Although there is currently no risk posed to people working at the station, scientists shut it down out of an abundance of precaution. (An excellent idea when working around ice chasms.) They’ll remove all of the people stationed there before the Antarctic winter ends. It runs from March to November.

Thankfully, the Halley VI Research station was meant to be mobile. It can be broken into eight modules and moved with tractors.
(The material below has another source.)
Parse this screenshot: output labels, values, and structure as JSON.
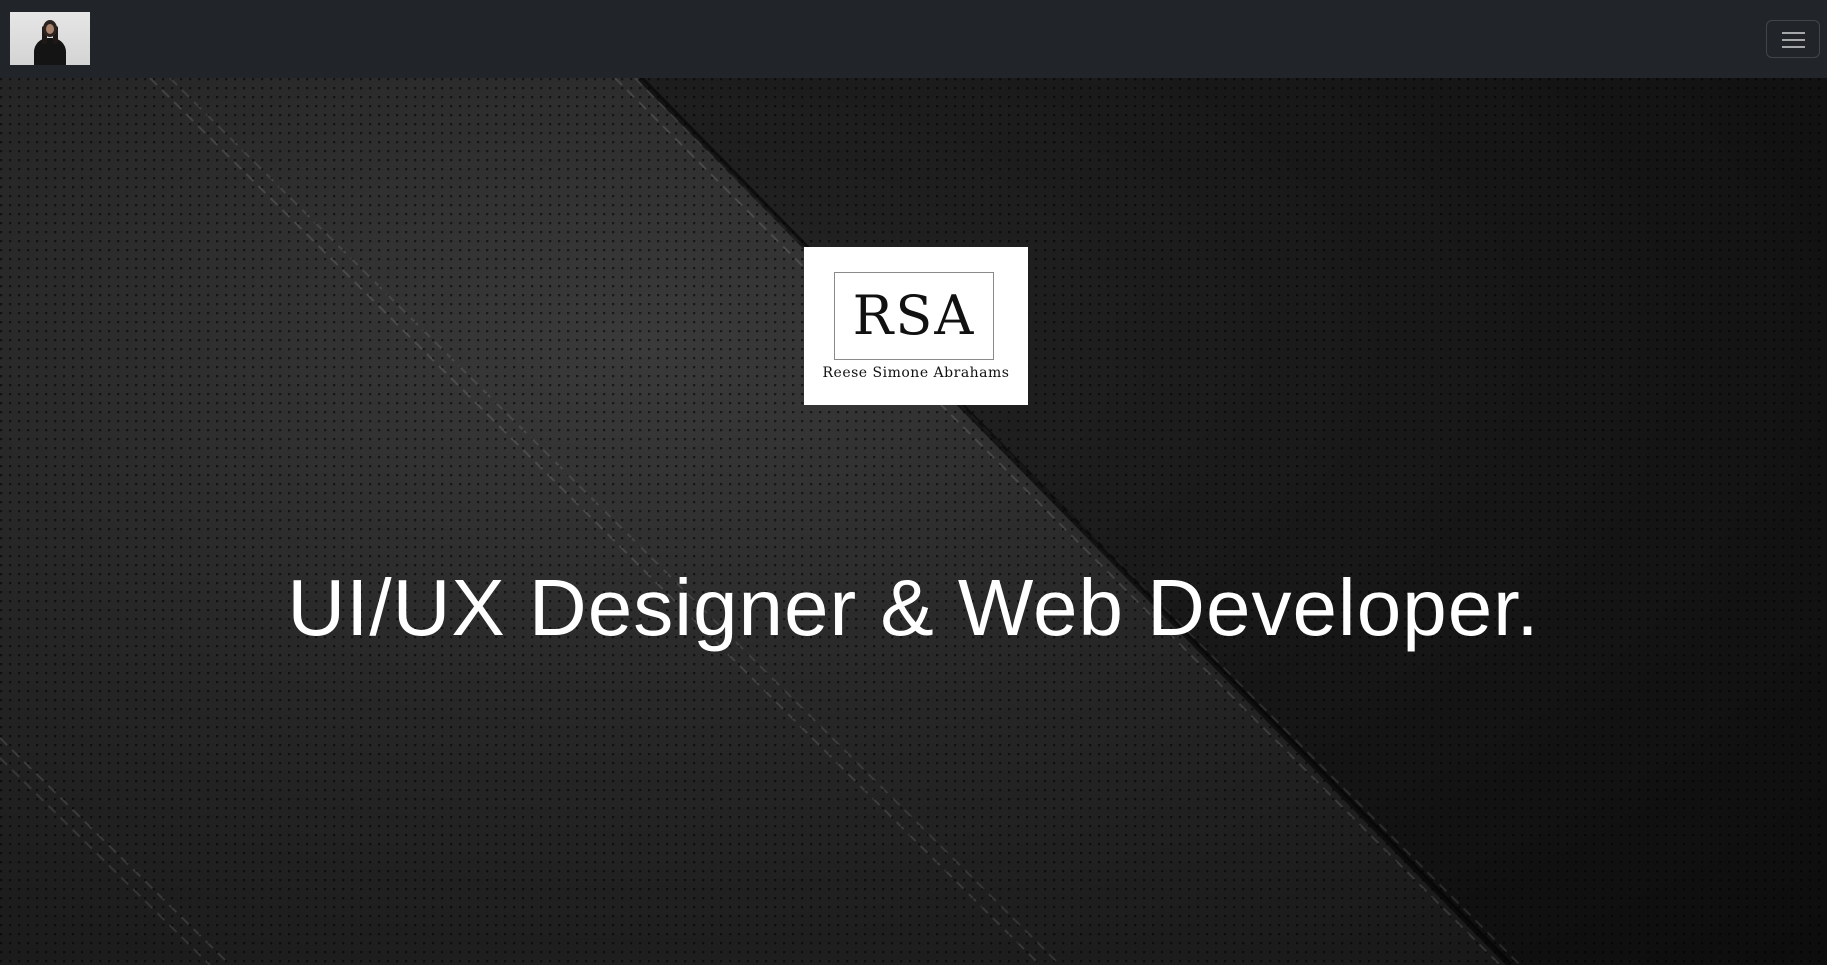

Director of Operations Tim Stockings says that it was created this way so that it could be moved inland if the need arose.

screen-shot-2017-01-17-at-10-11-37-am screen-shot-2017-01-17-at-10-12-25-am Scientists at the Halley VI Research Station in Antarctica have discovered that the station is located on a large, growing ice crack.

By Dawn Henderson, Staff Writer

Photos: British Antarctic Survey

Wyoming could target solar, wind energy with new law

A new bill in Wyoming’s Legislature would penalize electric utilities that sell solar and wind energy to the state’s residents.

Senate File No. SF0071 would require electric utilities selling power to Wyoming citizens to generate 95 percent of power from “eligible resources” in 2018. By 2019, that would go up to 100 percent.

So what are eligible resources under the proposal?

  • Coal
  • Hydroelectric
  • Natural gas
  • Net metering systems like backyard solar or wind projects intended for individual use
  • Nuclear
  • Oil

Under the new proposal, electric utilities that generate wind power or solar power would be charged $10 per megawatt hour that they sell to Wyoming customers.

Electric utilities would still be able to generate power from wind and solar, they would just have to sell that energy out-of-state to avoid penalties.

Lawmakers behind the bill called it a way to protect Wyoming’s fossil fuel industries. About 90 percent of Wyoming’s power comes from coal, according to the U.S. Energy Information Administration. The state – the least populous in the U.S. – accounts for more than 40 percent of the coal mined in the country.

“Our mines are first class and reclamation is second to none. Our air is pristine and wildlife flourishes. Wyoming holds the gold standard when it comes to mining and drilling,” co-sponsor Rep. Scott Clem wrote on his website. “… These industries have created thousands of jobs.”

But environmental groups have criticized the bill.

“It would be very difficult to implement, difficult to regulate,” attorney Shannon Anderson told the Billings Gazette. “It goes against longstanding precedent to choose least-cost resources, and it ignores the reality of a multi-state grid.”

Anderson represents the Powder River Basin Resource Council, an organization that works to preserve rural Wyoming.

Rep. David Miller, one of the bill’s co-sponsors, admitted to InsideClimate News that the bill’s chances of passing are low.

Wyoming already has the nation’s only tax on wind power, charging $1 per megawatt hour of wind energy produced in the state. Another bill introduced this session would increase that tax if passed.

Your world: Instagram documents California rainstorms

As we reported earlier today, a series of strong California rainstorms have brought much needed rain to the Golden State and eased worries about the ongoing severe drought. While the windy, wet weather was good news for the environment, it was less fun for residents, who in many places endured substantial flooding. For a closer look at first-hand accounts of the California rainstorms, we turned to the best of Instagram.


#californiaflooding #worklife #winelandwalnut #redline #thatcurrentthough

A photo posted by Wineland Walnut Inc. (@winelandwalnut) on

Never seen the water this high before #CaliforniaFlooding #towerbridge

A photo posted by Ryan Duggan (@duggan_r) on